Rep. Karlee Provenza (Albany County) said that she thought the bill was looking to solve a problem that doesn’t exist.

“We don’t have a problem to go with this ‘solution,'” she said. “We’re also a state that prides itself on being different than the rest of the country. We’re a state that prides itself on doing what’s best for our communities and moving forward the Wyoming way.”

“But without a problem to solve or a solution for a problem that doesn’t exist, we’re jumping on a bandwagon for no real reason.”

Rep. Evan Simpson (Lincoln County) said he thought the bill should have advanced without the amendments allowing out-of-state driver’s licenses and student IDs. However, he said he supports the idea of requiring photo IDs at the polls.

“I think we would all agree that our world has become very complicated,” Simpson The good old boy way of doing things has unfortunately gone by the wayside in many regards.”

He said that people are used to being asked to show their IDs in other situations such as at the airport or when buying cigarettes.

“This is standard practice in our society anymore…..It just makes sense that we conform with the rest of the world in proving our identity,” Simpson said.

Rep. John Eklund (Laramie, Goshen) said that while he doesn’t think there is voter fraud in Wyoming, he still supported the legislation.

“In recent years, we’ve found that there has been little, if any, fraud,” he said. “I really trust our election officials. I think they are really straightforward and honest.”

Rep. Robert Wharff (Uinta) said that he thinks Wyoming should lead by passing the legislation.

“We’ve led the nation several times,” he said. “Look at women’s suffrage. That’s something Wyoming is very proud of and we should be proud of that. And I think this is a similar situation. I think we lead by example.”

“We don’t have a problem, I don’t believe, in our state. That doesn’t mean it can’t come here.”

Rep. Steve Harshman (Natrona) said that he thinks many people go to the polls for the first time assuming they’ll need to show ID.

“As a kid in Wyoming when I first voted, I was kind of surprised I didn’t need ID when I voted,” he said, adding that students he works with have expressed similar surprise.
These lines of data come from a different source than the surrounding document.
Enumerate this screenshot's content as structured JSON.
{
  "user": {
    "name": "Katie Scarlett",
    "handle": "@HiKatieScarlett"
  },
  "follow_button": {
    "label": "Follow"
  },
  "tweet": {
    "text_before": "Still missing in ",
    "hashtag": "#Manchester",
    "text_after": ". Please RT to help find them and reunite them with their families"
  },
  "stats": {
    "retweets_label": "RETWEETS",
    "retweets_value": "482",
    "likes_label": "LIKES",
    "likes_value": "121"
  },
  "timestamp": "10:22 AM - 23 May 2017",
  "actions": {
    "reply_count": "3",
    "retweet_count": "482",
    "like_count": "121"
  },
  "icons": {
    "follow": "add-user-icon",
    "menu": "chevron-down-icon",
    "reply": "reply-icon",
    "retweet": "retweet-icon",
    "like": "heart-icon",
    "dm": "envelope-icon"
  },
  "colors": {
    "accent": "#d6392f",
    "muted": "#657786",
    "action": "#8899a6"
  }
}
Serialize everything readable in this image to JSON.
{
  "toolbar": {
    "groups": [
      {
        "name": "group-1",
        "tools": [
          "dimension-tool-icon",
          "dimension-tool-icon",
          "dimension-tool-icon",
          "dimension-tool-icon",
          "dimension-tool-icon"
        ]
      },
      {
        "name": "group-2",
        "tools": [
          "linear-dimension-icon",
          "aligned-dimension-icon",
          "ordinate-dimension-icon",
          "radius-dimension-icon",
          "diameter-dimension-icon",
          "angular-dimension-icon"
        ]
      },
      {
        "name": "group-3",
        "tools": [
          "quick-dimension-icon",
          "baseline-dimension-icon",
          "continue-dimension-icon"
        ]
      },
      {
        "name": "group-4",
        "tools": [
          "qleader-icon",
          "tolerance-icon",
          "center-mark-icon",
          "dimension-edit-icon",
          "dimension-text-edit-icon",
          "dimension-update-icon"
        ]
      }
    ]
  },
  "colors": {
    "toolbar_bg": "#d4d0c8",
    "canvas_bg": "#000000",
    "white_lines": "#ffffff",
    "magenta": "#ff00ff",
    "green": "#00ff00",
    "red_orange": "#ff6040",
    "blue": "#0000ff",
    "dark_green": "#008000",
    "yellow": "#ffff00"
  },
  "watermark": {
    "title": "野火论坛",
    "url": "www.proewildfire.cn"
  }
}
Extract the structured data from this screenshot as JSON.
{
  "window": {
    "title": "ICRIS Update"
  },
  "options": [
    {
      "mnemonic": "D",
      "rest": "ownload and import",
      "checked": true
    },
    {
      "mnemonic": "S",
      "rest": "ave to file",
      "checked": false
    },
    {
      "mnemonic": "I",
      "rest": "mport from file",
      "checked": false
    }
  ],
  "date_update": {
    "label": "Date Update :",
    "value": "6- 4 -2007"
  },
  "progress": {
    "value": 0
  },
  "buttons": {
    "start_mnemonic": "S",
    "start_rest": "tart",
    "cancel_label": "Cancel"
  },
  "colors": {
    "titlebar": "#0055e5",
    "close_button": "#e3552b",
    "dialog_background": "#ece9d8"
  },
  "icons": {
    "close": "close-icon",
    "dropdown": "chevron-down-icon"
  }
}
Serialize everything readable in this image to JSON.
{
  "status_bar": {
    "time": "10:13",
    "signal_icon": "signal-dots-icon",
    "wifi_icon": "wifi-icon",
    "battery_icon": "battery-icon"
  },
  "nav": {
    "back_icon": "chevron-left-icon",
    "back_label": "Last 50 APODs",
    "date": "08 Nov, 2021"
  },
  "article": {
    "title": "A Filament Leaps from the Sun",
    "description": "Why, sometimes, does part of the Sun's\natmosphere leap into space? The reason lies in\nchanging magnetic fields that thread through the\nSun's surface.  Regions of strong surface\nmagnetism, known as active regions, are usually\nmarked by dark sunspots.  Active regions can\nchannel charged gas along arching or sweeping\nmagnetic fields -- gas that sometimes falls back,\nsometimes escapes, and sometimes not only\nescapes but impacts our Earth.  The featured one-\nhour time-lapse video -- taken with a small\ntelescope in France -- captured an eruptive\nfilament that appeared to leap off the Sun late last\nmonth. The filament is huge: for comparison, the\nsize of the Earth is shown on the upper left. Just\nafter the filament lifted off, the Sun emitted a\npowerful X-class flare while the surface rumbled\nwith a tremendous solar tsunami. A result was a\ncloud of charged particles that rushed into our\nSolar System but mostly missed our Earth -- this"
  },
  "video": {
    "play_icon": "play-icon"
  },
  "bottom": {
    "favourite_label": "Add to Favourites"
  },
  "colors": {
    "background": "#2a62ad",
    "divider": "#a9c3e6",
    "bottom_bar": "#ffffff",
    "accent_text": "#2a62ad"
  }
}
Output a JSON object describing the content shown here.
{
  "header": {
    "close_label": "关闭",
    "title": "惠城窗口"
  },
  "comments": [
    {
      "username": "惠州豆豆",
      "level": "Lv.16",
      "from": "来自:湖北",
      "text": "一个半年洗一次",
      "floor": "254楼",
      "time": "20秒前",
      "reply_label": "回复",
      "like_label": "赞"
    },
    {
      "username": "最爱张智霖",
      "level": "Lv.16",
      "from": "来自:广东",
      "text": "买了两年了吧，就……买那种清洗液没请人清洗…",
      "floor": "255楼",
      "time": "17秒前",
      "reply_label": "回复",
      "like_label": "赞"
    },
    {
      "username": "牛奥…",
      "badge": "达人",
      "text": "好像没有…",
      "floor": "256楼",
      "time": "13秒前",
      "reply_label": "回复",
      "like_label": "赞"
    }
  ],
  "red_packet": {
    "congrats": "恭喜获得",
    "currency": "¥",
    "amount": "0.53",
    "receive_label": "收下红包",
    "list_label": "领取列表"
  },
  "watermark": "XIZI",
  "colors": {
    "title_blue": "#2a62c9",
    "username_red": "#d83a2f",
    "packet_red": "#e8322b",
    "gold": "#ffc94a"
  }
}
He said that with the legislation as amended, he thought the state’s voter ID requirements would be in “a good spot.”

The House passed House Bill 75 on a third reading vote of 51-9: